Well, we like to think of ourselves as fast and flexible, agile and responsive. We’re proactive, always on, constantly improving. We seek first mover advantage. Delay is not generally something we advocate or celebrate, particularly in the digital age.

But, I wonder, in our day-to-day engagements do we occasionally jump too quickly to conclusions? Are we sometimes too ready with our responses; too free with our opinions; too prompt with our decisions? Do we leap before we look?

It seems to me our energy and sense of urgency on short-term issues mask our passivity and paralysis with regard to more serious long-term corporate challenges.

What happened to that new remuneration model? Where have we got to on the radical efficiency drive? How’s that plan to create our own brands? And what about that initiative to introduce more diversity to our ranks? Et cetera. Et cetera.

I fear we’re a sector of short-term vigour and long-term inertia. We rush in where angels fear to tread, and hesitate where angels hope for solutions. We merely create the illusion of industry.

There is one adman I’ve heard expound the strategy of inaction. The sage planner and entrepreneur Charles Vallance is fond of the dictum:

‘If you ignore a problem long enough, it will go away by itself.’

He might well add: ‘Leaving more time and space to focus on the serious issues.’

Vallance thereby aligns himself with Quintus Fabius Maximus, the Emperor Augustus, Napoleon, John Wayne, Eisenhower and Angela Merkel.
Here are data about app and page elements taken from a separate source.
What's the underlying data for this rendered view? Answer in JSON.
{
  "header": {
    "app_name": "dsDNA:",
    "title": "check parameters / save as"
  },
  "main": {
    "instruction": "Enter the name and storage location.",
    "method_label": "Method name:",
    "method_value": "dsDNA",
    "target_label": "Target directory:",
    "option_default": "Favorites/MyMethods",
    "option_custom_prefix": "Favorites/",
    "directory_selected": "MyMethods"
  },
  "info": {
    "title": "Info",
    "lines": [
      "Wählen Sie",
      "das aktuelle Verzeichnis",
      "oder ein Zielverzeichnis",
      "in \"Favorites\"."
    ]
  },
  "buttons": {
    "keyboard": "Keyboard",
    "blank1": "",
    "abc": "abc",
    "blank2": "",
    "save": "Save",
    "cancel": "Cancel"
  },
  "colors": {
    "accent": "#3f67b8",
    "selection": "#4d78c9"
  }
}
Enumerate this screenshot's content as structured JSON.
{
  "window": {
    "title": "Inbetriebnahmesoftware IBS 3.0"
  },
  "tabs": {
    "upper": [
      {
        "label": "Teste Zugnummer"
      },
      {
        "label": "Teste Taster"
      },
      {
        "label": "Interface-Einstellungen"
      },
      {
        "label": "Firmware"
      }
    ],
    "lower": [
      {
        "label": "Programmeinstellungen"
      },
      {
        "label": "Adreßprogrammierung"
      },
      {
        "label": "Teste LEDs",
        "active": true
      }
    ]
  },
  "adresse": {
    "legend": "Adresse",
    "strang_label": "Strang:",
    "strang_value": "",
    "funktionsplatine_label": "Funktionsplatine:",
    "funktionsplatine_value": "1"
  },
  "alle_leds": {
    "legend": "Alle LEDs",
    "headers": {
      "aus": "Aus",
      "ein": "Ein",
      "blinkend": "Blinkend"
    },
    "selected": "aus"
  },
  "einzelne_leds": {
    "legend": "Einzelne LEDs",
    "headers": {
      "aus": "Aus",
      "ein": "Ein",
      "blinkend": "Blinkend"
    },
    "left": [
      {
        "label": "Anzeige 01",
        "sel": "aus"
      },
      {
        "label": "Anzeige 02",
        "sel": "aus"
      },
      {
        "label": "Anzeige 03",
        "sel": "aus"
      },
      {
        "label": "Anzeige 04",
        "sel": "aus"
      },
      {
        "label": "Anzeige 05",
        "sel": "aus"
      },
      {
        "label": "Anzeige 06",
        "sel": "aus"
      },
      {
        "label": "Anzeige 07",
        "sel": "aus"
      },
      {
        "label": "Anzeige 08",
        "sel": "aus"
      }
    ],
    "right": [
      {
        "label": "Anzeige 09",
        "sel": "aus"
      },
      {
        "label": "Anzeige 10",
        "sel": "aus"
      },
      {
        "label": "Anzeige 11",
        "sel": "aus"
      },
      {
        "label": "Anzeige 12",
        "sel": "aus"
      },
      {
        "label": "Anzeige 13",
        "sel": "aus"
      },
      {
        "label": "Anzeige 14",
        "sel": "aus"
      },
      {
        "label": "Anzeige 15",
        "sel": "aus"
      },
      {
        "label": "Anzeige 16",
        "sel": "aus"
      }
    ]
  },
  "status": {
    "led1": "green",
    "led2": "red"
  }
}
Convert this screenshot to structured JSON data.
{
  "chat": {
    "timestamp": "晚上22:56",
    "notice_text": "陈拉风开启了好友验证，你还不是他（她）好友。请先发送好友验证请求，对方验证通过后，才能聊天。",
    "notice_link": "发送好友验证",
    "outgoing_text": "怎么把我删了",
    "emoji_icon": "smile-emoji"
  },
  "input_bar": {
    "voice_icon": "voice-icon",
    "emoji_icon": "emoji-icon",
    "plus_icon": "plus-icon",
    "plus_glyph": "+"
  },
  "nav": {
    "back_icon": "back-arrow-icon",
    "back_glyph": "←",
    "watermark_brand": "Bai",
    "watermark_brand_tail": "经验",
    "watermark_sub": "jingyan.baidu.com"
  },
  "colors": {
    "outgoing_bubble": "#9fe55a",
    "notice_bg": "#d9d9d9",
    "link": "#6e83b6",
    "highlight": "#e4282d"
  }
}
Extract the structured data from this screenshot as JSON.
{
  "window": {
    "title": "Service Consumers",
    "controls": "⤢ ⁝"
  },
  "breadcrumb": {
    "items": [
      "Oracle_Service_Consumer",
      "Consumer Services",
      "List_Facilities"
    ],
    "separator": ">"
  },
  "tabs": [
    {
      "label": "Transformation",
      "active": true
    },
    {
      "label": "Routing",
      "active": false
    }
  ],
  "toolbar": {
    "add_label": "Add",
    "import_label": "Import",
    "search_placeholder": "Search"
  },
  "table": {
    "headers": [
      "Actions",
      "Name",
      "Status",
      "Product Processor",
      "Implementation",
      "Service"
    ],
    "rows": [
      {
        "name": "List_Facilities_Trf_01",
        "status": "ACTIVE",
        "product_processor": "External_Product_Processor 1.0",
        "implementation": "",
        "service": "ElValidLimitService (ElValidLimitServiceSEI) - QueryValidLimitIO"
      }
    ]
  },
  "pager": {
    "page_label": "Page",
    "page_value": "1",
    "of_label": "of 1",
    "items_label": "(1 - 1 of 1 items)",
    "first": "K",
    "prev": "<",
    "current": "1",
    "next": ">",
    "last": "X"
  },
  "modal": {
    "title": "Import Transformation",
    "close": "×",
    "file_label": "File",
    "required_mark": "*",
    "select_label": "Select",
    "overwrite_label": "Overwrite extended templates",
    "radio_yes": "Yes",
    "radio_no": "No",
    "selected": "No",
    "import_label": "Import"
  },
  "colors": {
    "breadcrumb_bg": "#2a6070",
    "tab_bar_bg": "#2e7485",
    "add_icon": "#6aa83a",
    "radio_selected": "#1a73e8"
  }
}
They would make an entertaining dinner party.

'Ooh, little girl
Please don't wait for me.
Wait patiently for love
Someday will surely come.
And I'm still waiting.’

 Diana Ross, 'I’m Still Waiting’ (Hal Davis & Deke Richards)

 

 

No. 195